Problem is, I think, after all this time, OA editor Marc Smirnoff needs a break from writing the editorials in his own magazine. A big break. Just before this year's Southern Music Issue, too many of his blatherings of late have left me with a feeling that he was simply rambling in a head-scratching way. What was the point? At least the music issue kept him fairly focused...and then this takedown of Garden and Gun magazine comes down the pike. There's a degree to which it was written to reassure himself of the rightness of the mission he embarked on in founding the OA in the first place - and I don't dispute the rightness of that mission - but I do question the vitriol Smirnoff pours into his diatribes against G&G, throwing in references to its larger-than-OA's subscription numbers and its luring Roy Blount Jr. away from his regular column in the OA, then circling back to a salient, important point about glossy, good-looking magazines like G&G leaving the thorny subject of race out of their focus on surface matters and a literal whitewashing of what the South is really like. It all makes me grateful that Smirnoff only really vents his spleen like this in print once every 20 years - and it saddens me that it takes his being vehemently against something to light writing fires like this under his butt. At least the content of OA overall hasn't suffered...
Via Twitter, something else to think about:
finished up meeting with technology leader who flatly said there is too much politics and drama in
#publicschools for to include his child
Let's first get one thing straight: if you become a parent, and you care, there's going to be a certain amount of politics and drama involved in damn near anything you do for your children, whether it's which school you will have them attend, which extracurricular activities they'll be involved in, even - to a certain extent - which friends they have. It's why any decision to even have a child should not be taken lightly.
Now that that's out of the way, let's discuss perception vs. reality...and not just in New Orleans public ed, though the decision by the state Board of Elementary and Secondary Education to back diverting public money to vouchers for private schools is bad enough.

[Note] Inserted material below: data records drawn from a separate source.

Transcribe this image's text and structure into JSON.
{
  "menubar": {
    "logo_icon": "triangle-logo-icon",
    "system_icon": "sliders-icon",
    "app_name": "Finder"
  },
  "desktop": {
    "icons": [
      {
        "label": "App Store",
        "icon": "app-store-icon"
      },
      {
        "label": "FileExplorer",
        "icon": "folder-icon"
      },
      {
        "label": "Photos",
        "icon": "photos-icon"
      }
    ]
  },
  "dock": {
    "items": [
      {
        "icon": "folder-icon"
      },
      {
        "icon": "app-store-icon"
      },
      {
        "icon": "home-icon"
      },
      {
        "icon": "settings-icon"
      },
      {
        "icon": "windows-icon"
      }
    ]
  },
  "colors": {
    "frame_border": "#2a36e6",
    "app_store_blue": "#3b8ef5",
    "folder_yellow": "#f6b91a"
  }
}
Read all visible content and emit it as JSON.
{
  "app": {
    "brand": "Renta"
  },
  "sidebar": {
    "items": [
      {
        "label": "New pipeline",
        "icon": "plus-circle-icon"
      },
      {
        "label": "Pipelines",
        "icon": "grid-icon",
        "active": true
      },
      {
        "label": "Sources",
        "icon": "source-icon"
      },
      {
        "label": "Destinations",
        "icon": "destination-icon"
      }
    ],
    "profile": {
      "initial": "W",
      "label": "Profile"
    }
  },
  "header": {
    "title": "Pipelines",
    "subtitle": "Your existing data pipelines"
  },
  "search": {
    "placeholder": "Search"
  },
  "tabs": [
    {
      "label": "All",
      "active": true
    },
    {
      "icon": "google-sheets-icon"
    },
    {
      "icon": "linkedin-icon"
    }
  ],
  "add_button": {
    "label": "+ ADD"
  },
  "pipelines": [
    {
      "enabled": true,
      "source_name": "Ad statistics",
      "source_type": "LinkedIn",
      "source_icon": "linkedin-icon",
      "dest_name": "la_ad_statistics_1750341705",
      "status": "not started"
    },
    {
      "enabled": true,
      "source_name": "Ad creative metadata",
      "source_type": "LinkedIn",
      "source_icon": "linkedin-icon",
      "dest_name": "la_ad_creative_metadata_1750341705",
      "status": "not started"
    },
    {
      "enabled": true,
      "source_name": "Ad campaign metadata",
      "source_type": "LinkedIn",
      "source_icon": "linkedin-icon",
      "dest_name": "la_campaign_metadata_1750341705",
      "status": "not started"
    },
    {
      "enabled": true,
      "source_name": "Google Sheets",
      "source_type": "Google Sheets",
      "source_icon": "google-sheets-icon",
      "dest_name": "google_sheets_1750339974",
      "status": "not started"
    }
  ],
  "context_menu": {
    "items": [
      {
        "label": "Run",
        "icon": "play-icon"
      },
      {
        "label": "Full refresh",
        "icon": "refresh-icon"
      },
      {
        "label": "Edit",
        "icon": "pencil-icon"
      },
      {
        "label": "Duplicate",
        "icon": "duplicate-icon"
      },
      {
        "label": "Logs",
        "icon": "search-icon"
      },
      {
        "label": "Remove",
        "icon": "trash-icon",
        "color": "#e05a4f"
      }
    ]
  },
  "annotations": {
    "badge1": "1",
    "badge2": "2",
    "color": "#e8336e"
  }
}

While I was up in New York celebrating my grandfather's 90th birthday, my grandma, a longtime teaching veteran in her neighborhood public school, was appalled at the massive, splashy teacher ratings article published in the Rupert Murdoch-run New York Post this past Saturday that was erroneous and mean-spirited. Check the criticism of it here and the stuff the numbers don't say. My husband took one look at the numbers and, statistician and high school alumnus that he is, assumed that the standardized test scores students got were attributed to their homeroom teachers, which, in lots of cases, are not the teachers doing most of the instruction for the tests. Also, if all you've been teaching as a public school instructor is English, what's the point of giving you a math score? These teacher numbers ending up saying little more than, "You teachers are the bad people ruining our schools, and even if these numbers are completely, utterly wrong, at least they will be on record and someone will deny you a job shaping young minds because of them."
Grandma had a few questions about charter schools for me and how they operate in New Orleans. I had to tell her about the charters' semi-autonomy and how it doesn't help them pay for things like busing kids to their schools. I'm glad I hadn't heard about Lafayette Parish's lunch program payment woes before I talked with her. The trends in public education right now are for the state to assume less responsibility for educating the children that live here, and that usually means the few dollars that were going to education in the first place are being cut to fractions of cents. When even Leslie Jacobs is questioning the ultimate efficacy of voucher programs, not to mention whether voucher students will be subject to the same state testing despite their private school attendance, one has to wonder.
So yes, there is a lot of drama and politics involved in public education these days, because so many want to fix it so damned badly. If Bobby Jindal and the lege in Baton Rouge have their way, even more drama and politics above and beyond tuition payments and possible beefs with teachers and administrators over the direction of your child's education and well-being will be seeping into the private schools.
I wonder how that tech leader Andre Perry spoke to will like them apples?